By Dave Andrusko
Some things ARE inevitable, one of which is that pollsters, especially those that work with media outlets, would eventually strike back at charges that many of their polls are severely skewed against Mitt Romney. The basic criticism of their methods—which we have talked about on many occasions at NRL News Today—is simple: by including more Democrats (often times many more Democrats) than Republicans, they are polling an unrepresentative sample of who will vote November 6.
The response, which appeared in a National Journal article today, is equally simple: “Pollsters counter that the results they are finding reflect slight changes in public sentiment — and, moreover, adjusting their polls to match arbitrary party-identification targets would be unscientific.”
In other words, when these pollsters come up with numbers for the electorate that are much closer to the one that turned out in 2008 (a heavily Democratic year) than 2010 (when Republicans did so well), it’s because they are catching changes (a big shift toward the Democratic side) that critics are not. So, take that.
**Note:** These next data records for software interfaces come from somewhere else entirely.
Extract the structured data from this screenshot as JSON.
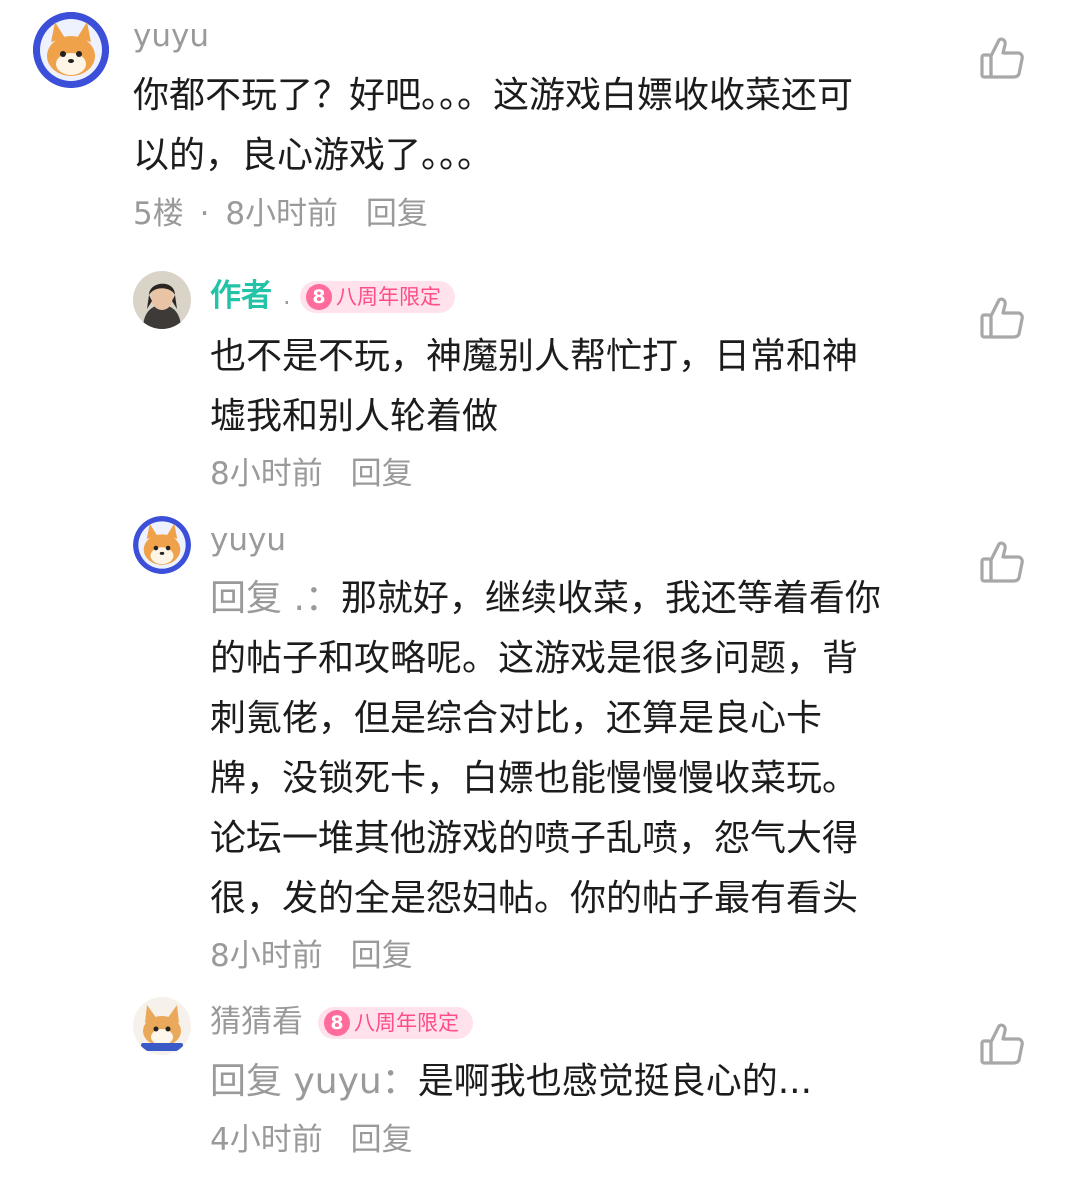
{
  "comment_main": {
    "username": "yuyu",
    "text_line1": "你都不玩了？好吧。。。这游戏白嫖收收菜还可",
    "text_line2": "以的，良心游戏了。。。",
    "floor": "5楼",
    "separator": "·",
    "time": "8小时前",
    "reply_label": "回复"
  },
  "reply_1": {
    "username": "作者",
    "name_suffix": ".",
    "badge": "八周年限定",
    "badge_number": "8",
    "text_line1": "也不是不玩，神魔别人帮忙打，日常和神",
    "text_line2": "墟我和别人轮着做",
    "time": "8小时前",
    "reply_label": "回复"
  },
  "reply_2": {
    "username": "yuyu",
    "reply_prefix": "回复 .：",
    "text_line1": "那就好，继续收菜，我还等着看你",
    "text_line2": "的帖子和攻略呢。这游戏是很多问题，背",
    "text_line3": "刺氪佬，但是综合对比，还算是良心卡",
    "text_line4": "牌，没锁死卡，白嫖也能慢慢慢收菜玩。",
    "text_line5": "论坛一堆其他游戏的喷子乱喷，怨气大得",
    "text_line6": "很，发的全是怨妇帖。你的帖子最有看头",
    "time": "8小时前",
    "reply_label": "回复"
  },
  "reply_3": {
    "username": "猜猜看",
    "badge": "八周年限定",
    "badge_number": "8",
    "reply_prefix": "回复 yuyu：",
    "text": "是啊我也感觉挺良心的...",
    "time": "4小时前",
    "reply_label": "回复"
  },
  "icons": {
    "like": "thumbs-up-icon",
    "avatar_shiba": "shiba-avatar",
    "avatar_author": "author-photo-avatar",
    "avatar_corgi": "corgi-avatar"
  },
  "colors": {
    "author_name": "#22c3a6",
    "muted": "#9a9a9a",
    "badge_bg": "#ffe2ec",
    "badge_fg": "#ff4d86"
  }
}
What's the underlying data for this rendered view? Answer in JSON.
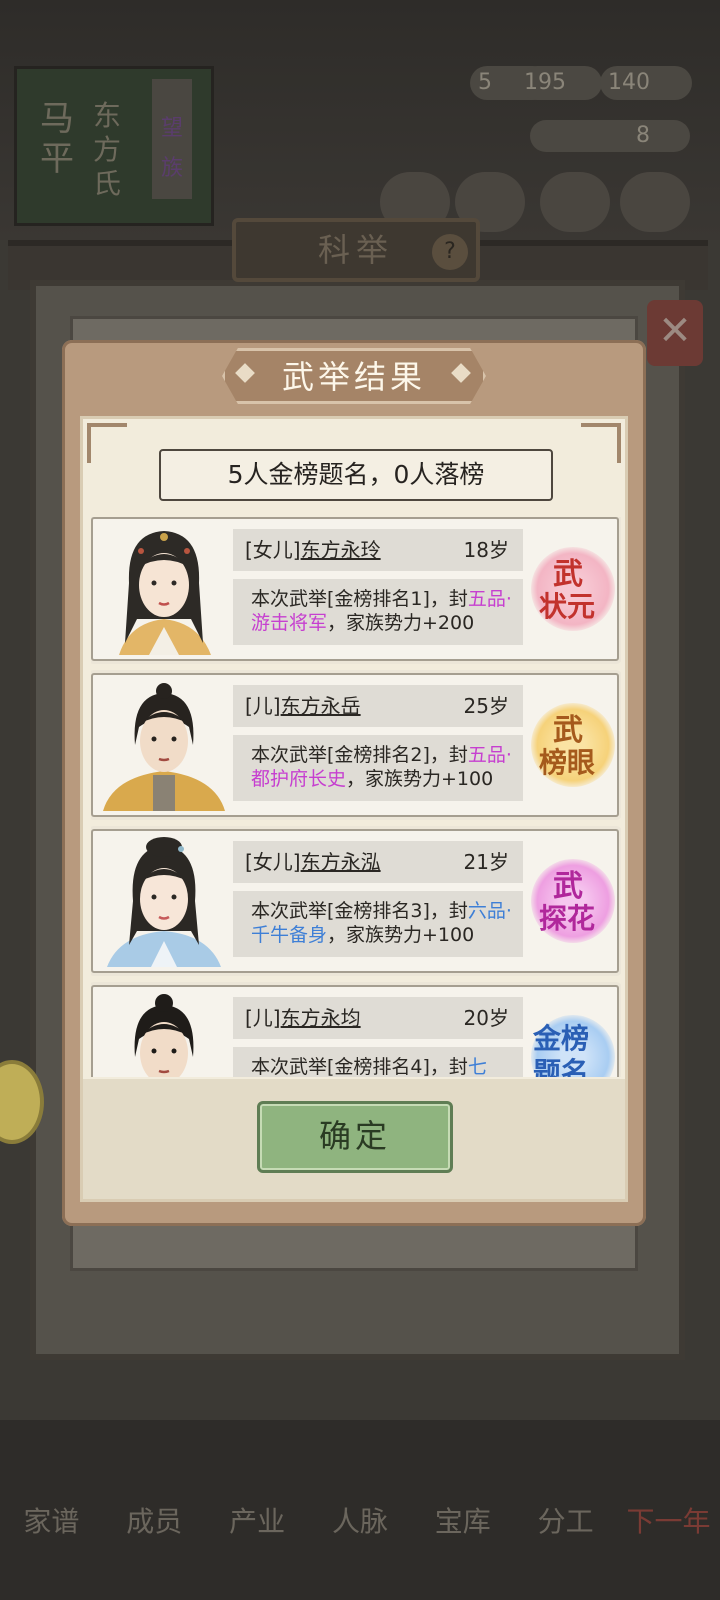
{
  "background": {
    "family_book": {
      "clan": "马平",
      "surname": "东方氏",
      "tag": "望族"
    },
    "resources": {
      "r1": "5",
      "r2": "195",
      "r3": "140",
      "r4": "8"
    },
    "screen_title": "科举",
    "help": "?",
    "nav": [
      "家谱",
      "成员",
      "产业",
      "人脉",
      "宝库",
      "分工",
      "下一年"
    ]
  },
  "modal": {
    "title": "武举结果",
    "summary": "5人金榜题名，0人落榜",
    "results": [
      {
        "relation": "[女儿]",
        "name": "东方永玲",
        "age": "18岁",
        "desc_prefix": "本次武举[金榜排名1]，封",
        "rank": "五品·游击将军",
        "desc_suffix": "，家族势力+200",
        "rank_color": "#c63fd0",
        "title_lines": [
          "武",
          "状元"
        ],
        "seal_color": "pink"
      },
      {
        "relation": "[儿]",
        "name": "东方永岳",
        "age": "25岁",
        "desc_prefix": "本次武举[金榜排名2]，封",
        "rank": "五品·都护府长史",
        "desc_suffix": "，家族势力+100",
        "rank_color": "#c63fd0",
        "title_lines": [
          "武",
          "榜眼"
        ],
        "seal_color": "gold"
      },
      {
        "relation": "[女儿]",
        "name": "东方永泓",
        "age": "21岁",
        "desc_prefix": "本次武举[金榜排名3]，封",
        "rank": "六品·千牛备身",
        "desc_suffix": "，家族势力+100",
        "rank_color": "#3e7fd6",
        "title_lines": [
          "武",
          "探花"
        ],
        "seal_color": "magenta"
      },
      {
        "relation": "[儿]",
        "name": "东方永均",
        "age": "20岁",
        "desc_prefix": "本次武举[金榜排名4]，封",
        "rank": "七",
        "desc_suffix": "",
        "rank_color": "#3e7fd6",
        "title_lines": [
          "金榜",
          "题名"
        ],
        "seal_color": "blue"
      }
    ],
    "confirm_label": "确定"
  }
}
As Ed Morrissey points out this morning, “If so, then Gallup and Rasmussen have both missed it. Both organizations routinely do general-population polling for partisan identification. In fact, the latest state-by-state polling from Gallup (August 2012) shows that the shift has gone the other way.”
Gallup’s Lydia Saad wrote
“Thus far in 2012, the two major parties have been closely matched nationally in terms of the absolute number of states each can claim as politically favorable, representing a dramatic change from 2008 and 2009 when the Democratic Party had an overwhelming advantage on this score. This doesn’t translate directly into likely election outcomes, given differences that can exist between the party leanings of adults versus registered voters, as well as differing turnout patterns and voting behavior of Republicans vs. Democrats in some states.”
The National Journal’s article, written by Steven Shepard, is quite balanced. It gives the critics (most Republicans) their due, pollsters space to defend their methods, and even includes one Republican pollster who thinks the numbers are pretty accurate.
But he also writes about a new site which has re-weighted many public polls, resulting in a big lead for Mr. Romney, which arguably is just as unrepresentative as giving President Obama a big lead.
Perhaps the most important point comes near the very end where Shepard writes
“The pollsters continue to stand by their results, but the complaints are nevertheless getting through. Marist’s [Lee] Miringoff, for instance, was lambasted by conservative radio host Hugh Hewitt earlier this month over a poll in Hewitt’s native Ohio that the radio jock deemed ‘biased’ for its 10-point party-ID advantage for Democrats. Miringoff admitted to National Journal that he is now taking note of the party-identification results in the polls he is conducting.”